3. THE PLACENTA ACTS AS YOUR BABY’S LUNGS
When you breathe, your body provides oxygen to your organs and tissues. During pregnancy, the pregnant person does the same thing for the fetus through the placenta. The oxygen passes through the placenta and the umbilical cord and is delivered into your baby’s bloodstream. The placenta also acts as your baby’s kidneys by filtering out waste. As baby is born, their lungs quickly adapt to life on the outside. Leaving the cord attached for a few minutes after birth (wait for white!), known as delayed cord clamping, helps them go through this process smoothly. (Evidence)
4. THE PLACENTA CAN PROVIDE IMMUNITY TO BABY AFTER BIRTH
During pregnancy, the placenta transfers antibodies that provide immune protection from the mother to the fetus. These antibodies provide three to six months of immunity for the baby after it is born.
5. THE PLACENTA BENEFITS THE MATERNAL BODY AS WELL AS THE FETAL BODY
Fetal cells can transfer to the mother during pregnancy, and they seem to target sites of injury. These cells have been found in the skin, liver, kidney and bone marrow in healthy women as well as women with autoimmune diseases. They have also been found in women with diseases like hepatitis C and cervical cancer. There is evidence that the presence of these cells is increased in diseased tissues. The placenta also creates cells to protect the mother’s heart and fend off breast cancer.
6. WHEN THE PLACENTA IS BIRTHED, MILK PRODUCTION BEGINS
While it isn’t the placenta itself creating a new mother’s breast milk, it does have a role. When the placenta has separated, it triggers the production of prolactin. Prolactin is a hormone responsible for milk production. Once your milk comes in, it is produced on a supply and demand basis. The more often the milk is removed from your breasts (by baby or breast pump), the more milk your breasts will produce.
7. THE PLACENTA IS PART OF THE EGG AND THE SPERM
When a sperm fertilizes the egg, the cells begin to quickly multiply. The egg and sperm become a blastocyst. The blastocyst becomes the placenta and the baby. Not only does the placenta belong to the baby and it’s mama, it also contains genetics from the father!
8. THE PLACENTA CAN BECOME A SUPPLEMENT
“While the jury is still out in the Western birth world, many find placenta encapsulation very beneficial. Placentophagy (eating a placenta) has been used, on record, as far back as the 1500s in traditional Chinese medicine. There may not be large scale studies proving the benefits of placentophagy, but many sources and mama’s cite benefits such as: Balancing postnatal hormones An increase in energy levels Replenishment of iron stores Reduced postnatal bleeding An increase in milk supply More overall satisfaction during the postnatal period Placenta encapsulation is something many expectant mamas look into as an option to help the transition during the postnatal period.”
9. THE BIRTH OF THE PLACENTA IS KNOW AS THE THIRD STAGE OF LABOR
After you give birth, you'll continue to have mild contractions.

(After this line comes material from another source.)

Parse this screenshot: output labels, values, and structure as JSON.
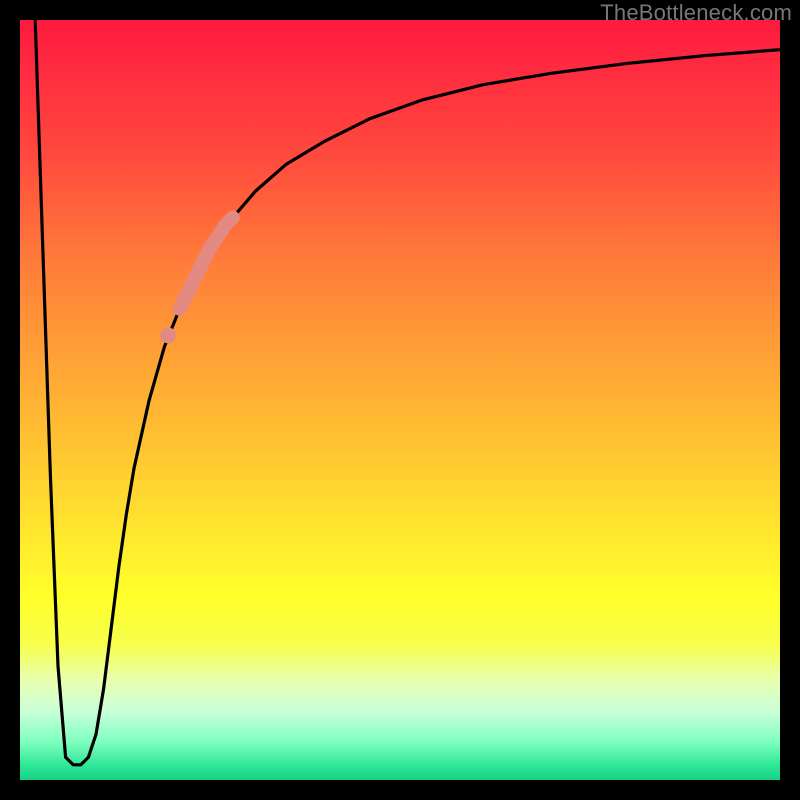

Your health care provider might give you a medication called Pitocin to reduce postpartum bleeding (here’s the evidence on that). Your provider might also massage your lower abdomen to encourage your uterus to contract and expel the placenta. This is called a fundal massage and many people find it to be incredibly unpleasant. You might be asked to push one more time to deliver the placenta. If you have a C-section, your surgeon will remove the placenta from your uterus during the procedure. Your provider will examine the placenta to make sure it it is intact. Remaining fragments must be removed to prevent bleeding and infection.